Because the images are not wanted, restate every line below word for word without them.
....
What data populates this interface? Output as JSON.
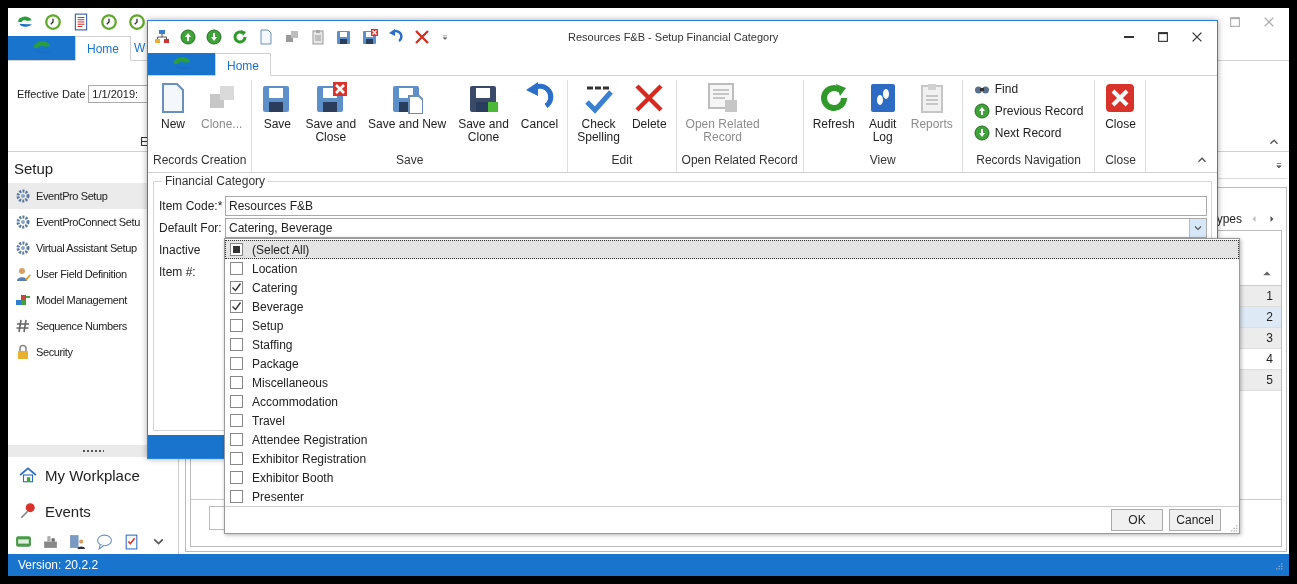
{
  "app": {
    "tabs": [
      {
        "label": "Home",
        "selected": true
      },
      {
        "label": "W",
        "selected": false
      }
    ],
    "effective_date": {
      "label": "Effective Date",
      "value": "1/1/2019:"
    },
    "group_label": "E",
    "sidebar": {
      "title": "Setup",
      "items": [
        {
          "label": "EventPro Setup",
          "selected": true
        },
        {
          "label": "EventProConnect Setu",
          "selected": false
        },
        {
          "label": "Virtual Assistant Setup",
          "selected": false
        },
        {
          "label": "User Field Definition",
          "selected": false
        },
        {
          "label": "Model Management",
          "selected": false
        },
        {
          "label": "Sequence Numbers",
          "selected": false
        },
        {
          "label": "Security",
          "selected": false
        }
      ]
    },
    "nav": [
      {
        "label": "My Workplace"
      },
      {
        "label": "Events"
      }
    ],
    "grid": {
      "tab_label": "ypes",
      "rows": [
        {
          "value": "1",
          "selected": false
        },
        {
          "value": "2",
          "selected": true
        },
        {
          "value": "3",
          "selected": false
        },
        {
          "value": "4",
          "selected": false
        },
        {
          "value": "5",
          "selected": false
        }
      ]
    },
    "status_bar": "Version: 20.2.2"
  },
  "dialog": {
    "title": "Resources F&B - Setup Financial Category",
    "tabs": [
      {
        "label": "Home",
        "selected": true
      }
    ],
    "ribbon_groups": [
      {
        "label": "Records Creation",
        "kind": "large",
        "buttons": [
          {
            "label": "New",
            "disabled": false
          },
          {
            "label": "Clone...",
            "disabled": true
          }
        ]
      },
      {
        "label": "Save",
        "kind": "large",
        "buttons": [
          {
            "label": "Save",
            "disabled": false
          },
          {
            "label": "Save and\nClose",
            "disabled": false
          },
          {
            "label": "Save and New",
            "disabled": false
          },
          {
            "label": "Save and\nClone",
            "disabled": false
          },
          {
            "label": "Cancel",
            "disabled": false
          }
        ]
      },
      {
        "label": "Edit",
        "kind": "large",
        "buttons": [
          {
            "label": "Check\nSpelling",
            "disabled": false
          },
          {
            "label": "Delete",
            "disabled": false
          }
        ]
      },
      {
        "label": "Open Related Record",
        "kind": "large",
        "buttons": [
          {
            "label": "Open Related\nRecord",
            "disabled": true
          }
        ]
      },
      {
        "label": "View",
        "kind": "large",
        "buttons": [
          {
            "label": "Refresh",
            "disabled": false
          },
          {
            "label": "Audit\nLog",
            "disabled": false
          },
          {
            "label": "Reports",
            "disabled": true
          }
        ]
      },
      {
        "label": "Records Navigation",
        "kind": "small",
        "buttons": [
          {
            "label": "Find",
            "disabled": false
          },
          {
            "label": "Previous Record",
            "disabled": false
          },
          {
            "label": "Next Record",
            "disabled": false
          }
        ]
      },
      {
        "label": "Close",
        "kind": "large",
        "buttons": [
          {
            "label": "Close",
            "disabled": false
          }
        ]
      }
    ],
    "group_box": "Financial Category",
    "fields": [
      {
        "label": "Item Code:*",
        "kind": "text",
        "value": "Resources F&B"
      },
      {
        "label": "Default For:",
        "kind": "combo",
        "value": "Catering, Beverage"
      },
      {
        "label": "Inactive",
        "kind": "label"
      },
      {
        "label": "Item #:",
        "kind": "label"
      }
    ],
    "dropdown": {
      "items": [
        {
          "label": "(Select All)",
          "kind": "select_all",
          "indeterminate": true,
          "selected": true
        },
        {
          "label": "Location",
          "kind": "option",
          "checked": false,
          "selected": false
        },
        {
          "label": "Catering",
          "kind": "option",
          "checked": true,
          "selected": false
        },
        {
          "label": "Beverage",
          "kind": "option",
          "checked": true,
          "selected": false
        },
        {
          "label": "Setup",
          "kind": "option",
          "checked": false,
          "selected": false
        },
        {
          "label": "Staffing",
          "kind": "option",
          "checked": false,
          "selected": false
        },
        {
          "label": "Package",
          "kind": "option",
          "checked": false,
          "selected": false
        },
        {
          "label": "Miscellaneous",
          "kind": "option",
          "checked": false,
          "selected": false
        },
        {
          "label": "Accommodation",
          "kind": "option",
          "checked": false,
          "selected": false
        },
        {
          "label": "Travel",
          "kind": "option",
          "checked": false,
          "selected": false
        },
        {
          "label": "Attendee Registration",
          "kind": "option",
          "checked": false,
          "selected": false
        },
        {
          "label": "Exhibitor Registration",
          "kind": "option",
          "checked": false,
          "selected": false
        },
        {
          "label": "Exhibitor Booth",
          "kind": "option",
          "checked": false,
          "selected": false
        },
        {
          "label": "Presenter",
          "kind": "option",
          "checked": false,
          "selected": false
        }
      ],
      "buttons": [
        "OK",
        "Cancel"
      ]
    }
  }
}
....
__Response to the task__:
What data populates this interface? Output as JSON.
{
  "app": {
    "tabs": [
      {
        "label": "Home",
        "selected": true
      },
      {
        "label": "W",
        "selected": false
      }
    ],
    "effective_date": {
      "label": "Effective Date",
      "value": "1/1/2019:"
    },
    "group_label": "E",
    "sidebar": {
      "title": "Setup",
      "items": [
        {
          "label": "EventPro Setup",
          "selected": true
        },
        {
          "label": "EventProConnect Setu",
          "selected": false
        },
        {
          "label": "Virtual Assistant Setup",
          "selected": false
        },
        {
          "label": "User Field Definition",
          "selected": false
        },
        {
          "label": "Model Management",
          "selected": false
        },
        {
          "label": "Sequence Numbers",
          "selected": false
        },
        {
          "label": "Security",
          "selected": false
        }
      ]
    },
    "nav": [
      {
        "label": "My Workplace"
      },
      {
        "label": "Events"
      }
    ],
    "grid": {
      "tab_label": "ypes",
      "rows": [
        {
          "value": "1",
          "selected": false
        },
        {
          "value": "2",
          "selected": true
        },
        {
          "value": "3",
          "selected": false
        },
        {
          "value": "4",
          "selected": false
        },
        {
          "value": "5",
          "selected": false
        }
      ]
    },
    "status_bar": "Version: 20.2.2"
  },
  "dialog": {
    "title": "Resources F&B - Setup Financial Category",
    "tabs": [
      {
        "label": "Home",
        "selected": true
      }
    ],
    "ribbon_groups": [
      {
        "label": "Records Creation",
        "kind": "large",
        "buttons": [
          {
            "label": "New",
            "disabled": false
          },
          {
            "label": "Clone...",
            "disabled": true
          }
        ]
      },
      {
        "label": "Save",
        "kind": "large",
        "buttons": [
          {
            "label": "Save",
            "disabled": false
          },
          {
            "label": "Save and\nClose",
            "disabled": false
          },
          {
            "label": "Save and New",
            "disabled": false
          },
          {
            "label": "Save and\nClone",
            "disabled": false
          },
          {
            "label": "Cancel",
            "disabled": false
          }
        ]
      },
      {
        "label": "Edit",
        "kind": "large",
        "buttons": [
          {
            "label": "Check\nSpelling",
            "disabled": false
          },
          {
            "label": "Delete",
            "disabled": false
          }
        ]
      },
      {
        "label": "Open Related Record",
        "kind": "large",
        "buttons": [
          {
            "label": "Open Related\nRecord",
            "disabled": true
          }
        ]
      },
      {
        "label": "View",
        "kind": "large",
        "buttons": [
          {
            "label": "Refresh",
            "disabled": false
          },
          {
            "label": "Audit\nLog",
            "disabled": false
          },
          {
            "label": "Reports",
            "disabled": true
          }
        ]
      },
      {
        "label": "Records Navigation",
        "kind": "small",
        "buttons": [
          {
            "label": "Find",
            "disabled": false
          },
          {
            "label": "Previous Record",
            "disabled": false
          },
          {
            "label": "Next Record",
            "disabled": false
          }
        ]
      },
      {
        "label": "Close",
        "kind": "large",
        "buttons": [
          {
            "label": "Close",
            "disabled": false
          }
        ]
      }
    ],
    "group_box": "Financial Category",
    "fields": [
      {
        "label": "Item Code:*",
        "kind": "text",
        "value": "Resources F&B"
      },
      {
        "label": "Default For:",
        "kind": "combo",
        "value": "Catering, Beverage"
      },
      {
        "label": "Inactive",
        "kind": "label"
      },
      {
        "label": "Item #:",
        "kind": "label"
      }
    ],
    "dropdown": {
      "items": [
        {
          "label": "(Select All)",
          "kind": "select_all",
          "indeterminate": true,
          "selected": true
        },
        {
          "label": "Location",
          "kind": "option",
          "checked": false,
          "selected": false
        },
        {
          "label": "Catering",
          "kind": "option",
          "checked": true,
          "selected": false
        },
        {
          "label": "Beverage",
          "kind": "option",
          "checked": true,
          "selected": false
        },
        {
          "label": "Setup",
          "kind": "option",
          "checked": false,
          "selected": false
        },
        {
          "label": "Staffing",
          "kind": "option",
          "checked": false,
          "selected": false
        },
        {
          "label": "Package",
          "kind": "option",
          "checked": false,
          "selected": false
        },
        {
          "label": "Miscellaneous",
          "kind": "option",
          "checked": false,
          "selected": false
        },
        {
          "label": "Accommodation",
          "kind": "option",
          "checked": false,
          "selected": false
        },
        {
          "label": "Travel",
          "kind": "option",
          "checked": false,
          "selected": false
        },
        {
          "label": "Attendee Registration",
          "kind": "option",
          "checked": false,
          "selected": false
        },
        {
          "label": "Exhibitor Registration",
          "kind": "option",
          "checked": false,
          "selected": false
        },
        {
          "label": "Exhibitor Booth",
          "kind": "option",
          "checked": false,
          "selected": false
        },
        {
          "label": "Presenter",
          "kind": "option",
          "checked": false,
          "selected": false
        }
      ],
      "buttons": [
        "OK",
        "Cancel"
      ]
    }
  }
}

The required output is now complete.